The British were really the best drivers and, in a way, had a part in the best designers. Some of the mechanics, however, were French. They were always brought up with a screwdriver in one hand and a spanner in the other; you could stab someone with one and beat them over the head with the other. Now, before the war, my father was suddenly told to go and buy a couple of Lagondas. They entered them and came fourth and fifth, or third and fourth. I found that someone had bought that Lagonda V12, which took 50 gallons of fuel, and asked me to go and look at it. It had been restored and was on the market at a total of £3 million. I wish that my father had kept it. He went on to buy a Ferrari, which he bought at the motor show in Paris because Enzo Ferrari did not want his cars to race. He then bought one of the first Formula 1 cars.

It is strange, but I had to pay my last school fees myself because, unfortunately, motor racing had shortly consumed our entire family wealth. The other day I calculated my father's success. He ran two racing teams in France, including Ecurie Ecosse. The coat of arms was always on it. I could not understand how there was an ability to get money over to France when there was a £25 limit. I realised that we were probably in the midst of an exchange between the motor-racing community from before the war and those who were involved in special operations. Anyway, there seemed to be no shortage of money.

With the racing Dukes, including the Duke of Richmond, and the Bentley Boys and others, there was a culture that led to a need to improve one's car. Suddenly, one day, I found that my father had bought HRG and Singer engines. I was told that I must not motor-race and, if I agreed, that I would get a car. I then got one of the first small Austin-Healey cars which I took down to HRG. The compression ratio was raised through the roof. It would go like something off a shovel.

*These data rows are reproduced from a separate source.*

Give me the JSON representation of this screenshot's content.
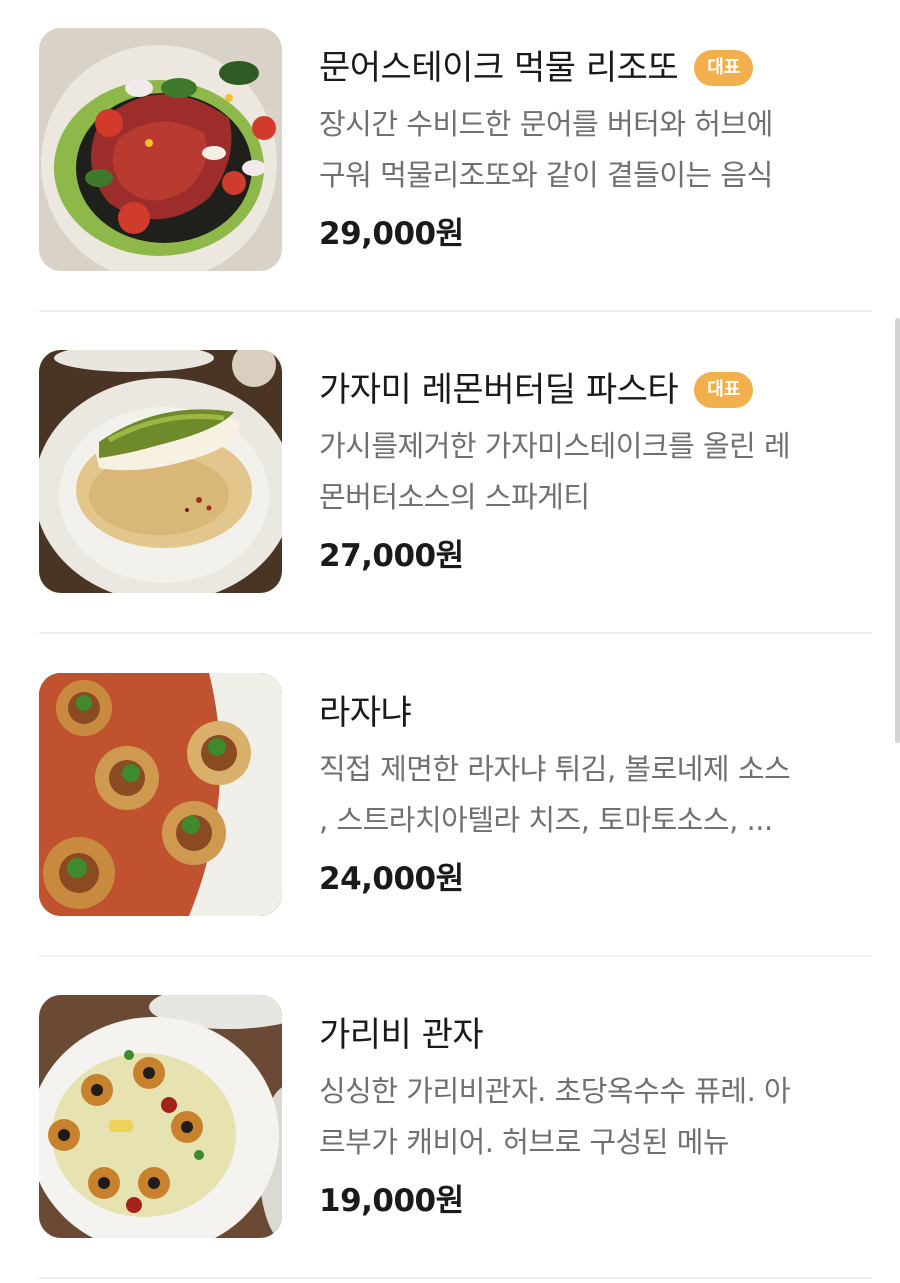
{
  "menu": {
    "items": [
      {
        "name": "문어스테이크 먹물 리조또",
        "badge": "대표",
        "description_lines": [
          "장시간 수비드한 문어를 버터와 허브에",
          "구워 먹물리조또와 같이 곁들이는 음식"
        ],
        "price": "29,000원"
      },
      {
        "name": "가자미 레몬버터딜 파스타",
        "badge": "대표",
        "description_lines": [
          "가시를제거한 가자미스테이크를 올린 레",
          "몬버터소스의 스파게티"
        ],
        "price": "27,000원"
      },
      {
        "name": "라자냐",
        "description_lines": [
          "직접 제면한 라자냐 튀김, 볼로네제 소스",
          ", 스트라치아텔라 치즈, 토마토소스, ..."
        ],
        "price": "24,000원"
      },
      {
        "name": "가리비 관자",
        "description_lines": [
          "싱싱한 가리비관자. 초당옥수수 퓨레. 아",
          "르부가 캐비어. 허브로 구성된 메뉴"
        ],
        "price": "19,000원"
      }
    ]
  },
  "colors": {
    "badge_bg": "#f2b04c",
    "text_primary": "#1a1a1a",
    "text_secondary": "#707070",
    "divider": "#efefef"
  }
}
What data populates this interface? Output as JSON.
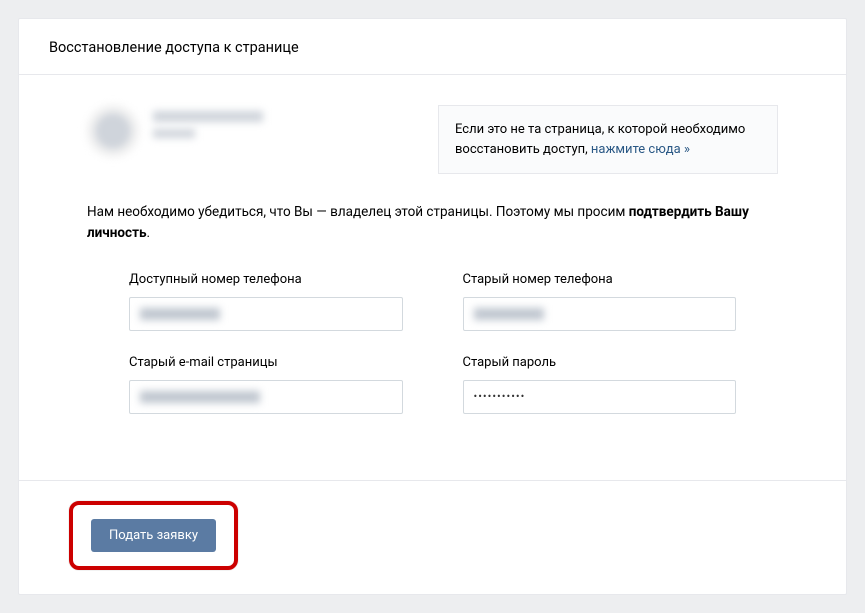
{
  "header": {
    "title": "Восстановление доступа к странице"
  },
  "notice": {
    "text_part1": "Если это не та страница, к которой необходимо восстановить доступ, ",
    "link_text": "нажмите сюда »"
  },
  "instruction": {
    "text_part1": "Нам необходимо убедиться, что Вы — владелец этой страницы. Поэтому мы просим ",
    "bold_part": "подтвердить Вашу личность",
    "text_part2": "."
  },
  "form": {
    "available_phone": {
      "label": "Доступный номер телефона",
      "value": ""
    },
    "old_phone": {
      "label": "Старый номер телефона",
      "value": ""
    },
    "old_email": {
      "label": "Старый e-mail страницы",
      "value": ""
    },
    "old_password": {
      "label": "Старый пароль",
      "value": "•••••••••••"
    }
  },
  "footer": {
    "submit_label": "Подать заявку"
  }
}
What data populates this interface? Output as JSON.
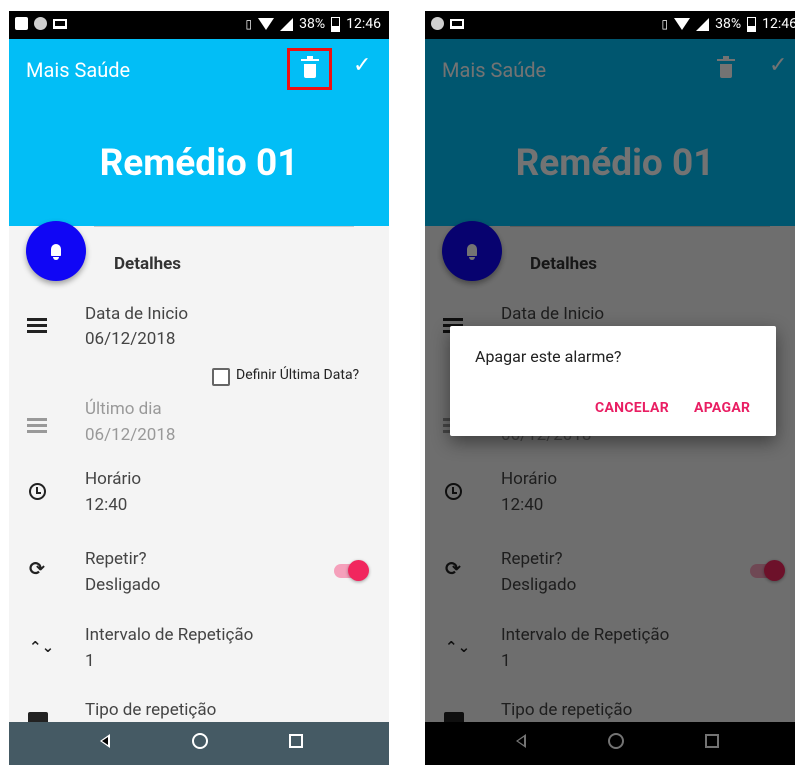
{
  "status_bar": {
    "battery": "38%",
    "time": "12:46"
  },
  "app_bar": {
    "title": "Mais Saúde"
  },
  "header": {
    "title": "Remédio 01"
  },
  "details": {
    "section_title": "Detalhes",
    "start_date": {
      "label": "Data de Inicio",
      "value": "06/12/2018"
    },
    "set_last_date": {
      "label": "Definir Última Data?",
      "checked": false
    },
    "last_day": {
      "label": "Último dia",
      "value": "06/12/2018"
    },
    "time": {
      "label": "Horário",
      "value": "12:40"
    },
    "repeat": {
      "label": "Repetir?",
      "value": "Desligado"
    },
    "interval": {
      "label": "Intervalo de Repetição",
      "value": "1"
    },
    "repeat_type": {
      "label": "Tipo de repetição"
    }
  },
  "dialog": {
    "message": "Apagar este alarme?",
    "cancel": "CANCELAR",
    "confirm": "APAGAR"
  },
  "colors": {
    "accent": "#02bef6",
    "fab": "#1006f5",
    "switch": "#f1265e",
    "dialog_buttons": "#e91e63",
    "highlight": "#ee1111"
  }
}
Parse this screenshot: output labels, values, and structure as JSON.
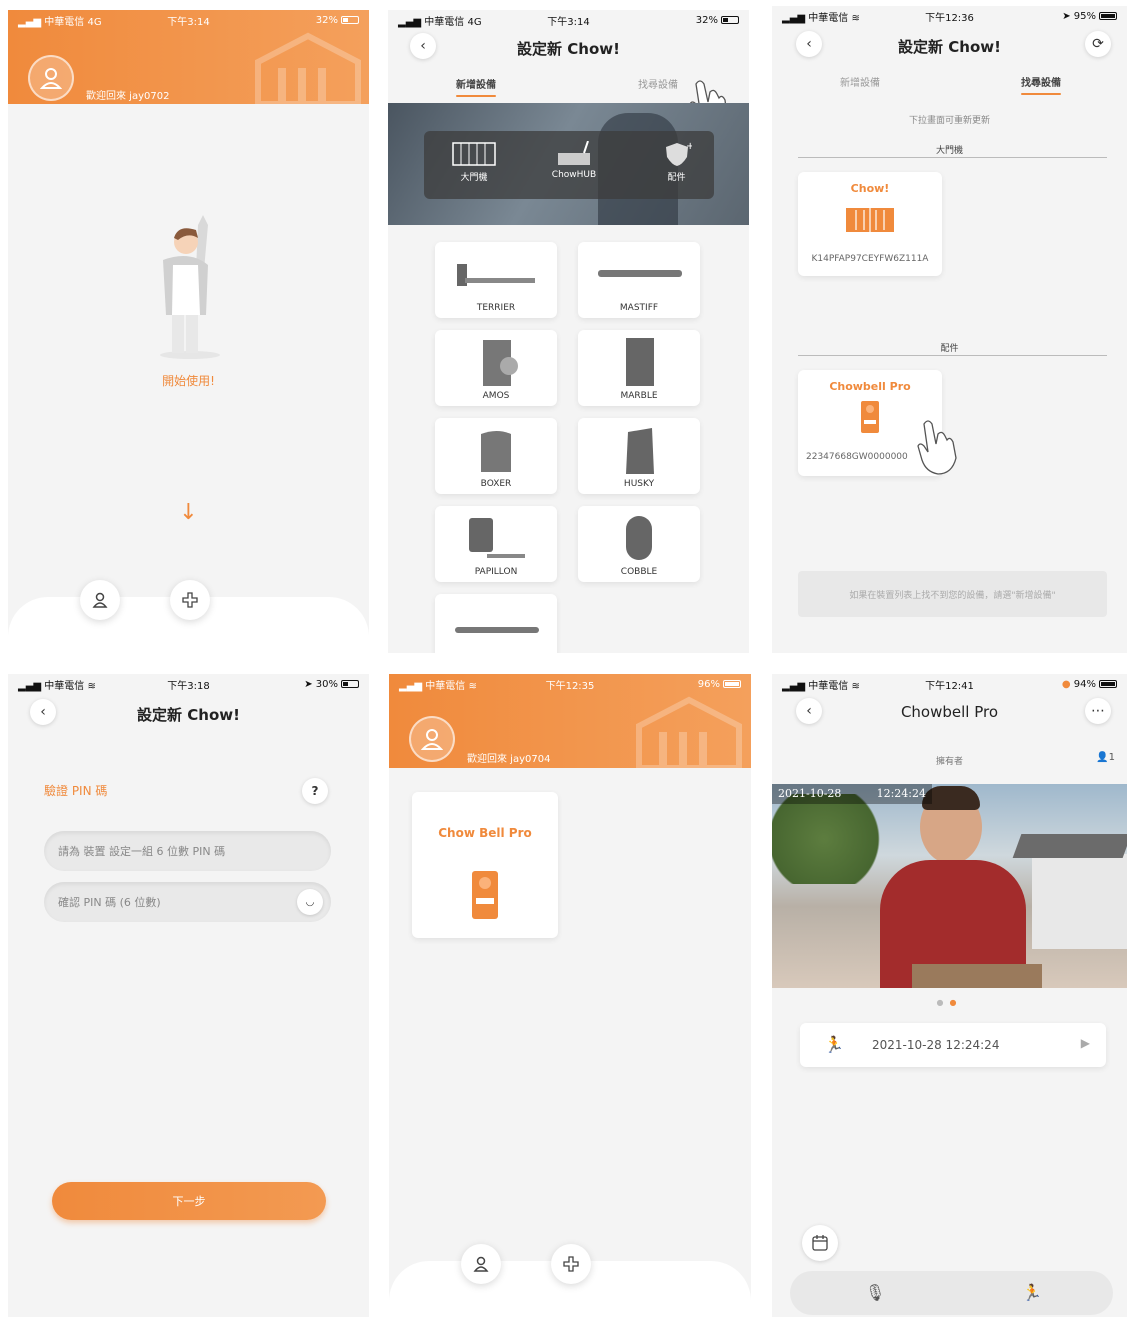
{
  "accent": "#f08a3c",
  "s1": {
    "status": {
      "carrier": "中華電信",
      "net": "4G",
      "time": "下午3:14",
      "battery": "32%"
    },
    "welcome": "歡迎回來 jay0702",
    "start_label": "開始使用!",
    "icons": [
      "user-icon",
      "add-device-icon"
    ]
  },
  "s2": {
    "status": {
      "carrier": "中華電信",
      "net": "4G",
      "time": "下午3:14",
      "battery": "32%"
    },
    "title": "設定新 Chow!",
    "tabs": [
      "新增設備",
      "找尋設備"
    ],
    "categories": [
      "大門機",
      "ChowHUB",
      "配件"
    ],
    "devices": [
      "TERRIER",
      "MASTIFF",
      "AMOS",
      "MARBLE",
      "BOXER",
      "HUSKY",
      "PAPILLON",
      "COBBLE"
    ]
  },
  "s3": {
    "status": {
      "carrier": "中華電信",
      "time": "下午12:36",
      "battery": "95%"
    },
    "title": "設定新 Chow!",
    "tabs": [
      "新增設備",
      "找尋設備"
    ],
    "hint": "下拉畫面可重新更新",
    "section_gate": "大門機",
    "gate_card": {
      "name": "Chow!",
      "serial": "K14PFAP97CEYFW6Z111A"
    },
    "section_acc": "配件",
    "acc_card": {
      "name": "Chowbell Pro",
      "serial": "22347668GW0000000"
    },
    "notice": "如果在裝置列表上找不到您的設備，請選\"新增設備\""
  },
  "s4": {
    "status": {
      "carrier": "中華電信",
      "time": "下午3:18",
      "battery": "30%"
    },
    "title": "設定新 Chow!",
    "pin_label": "驗證 PIN 碼",
    "help": "?",
    "pin_placeholder": "請為 裝置 設定一組 6 位數 PIN 碼",
    "confirm_placeholder": "確認 PIN 碼 (6 位數)",
    "next": "下一步"
  },
  "s5": {
    "status": {
      "carrier": "中華電信",
      "time": "下午12:35",
      "battery": "96%"
    },
    "welcome": "歡迎回來 jay0704",
    "device_name": "Chow Bell Pro"
  },
  "s6": {
    "status": {
      "carrier": "中華電信",
      "time": "下午12:41",
      "battery": "94%"
    },
    "title": "Chowbell Pro",
    "owner_label": "擁有者",
    "owner_count": "1",
    "snapshot_date": "2021-10-28",
    "snapshot_time": "12:24:24",
    "event_time": "2021-10-28 12:24:24"
  }
}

In those days you needed the Kingston bypass because the motor-racing brigade would go from Little Jack in Berkeley Square to the Ace of Spades pub. All the motor-racing people would be there and they would all know each other. Stuart Proctor would be the RAC scrutineer from HRG. Jack Brabham was next door. Over time, I learnt that these small people had the ideas. When I became chairman of the export side of the Engineering Industries Association, I found that I was with these people—originally with 7,500 engineers. By that time I had bought a second-hand Aston Martin and could not afford a new gear-box. But one of them said to me, "Take it down to Bristol and I will take the bits apart. I will cast something". He gave me an extra speed on the gear-box, which I could not believe.

Another person realised that if cars were forced closer to the ground, they might have better handling. But he knew that they would bump, so he put a titanium plate underneath, which is why they made a lot of sparks. A car body chap worked out that the design of the car could give that down thrust just by shaping the air, which would also give better rolling. Now as I think of all the new bits which you can stick on to the back of a car to change it and to put McLaren out of business, I remember all of those small people. I really loved what they would tell you. They taught me physics that I did not know. They taught me everything and all about metals. But they were all friends and competitors. This created a culture in England where everyone wanted to have a car. The culture is more important than people spending a mass of money on promotion. Because of that, on my birthday, I suddenly found that my son had given me a weekend and eight laps at Le Mans as a present. I might do it while the noble Lord, Lord Drayson, is there.

I have spoken about the culture and the fun. This is sport. It is not a boring activity. It is enjoyable, although the wives do not like it because they have things on their ears. But we are superb and we should remain superb.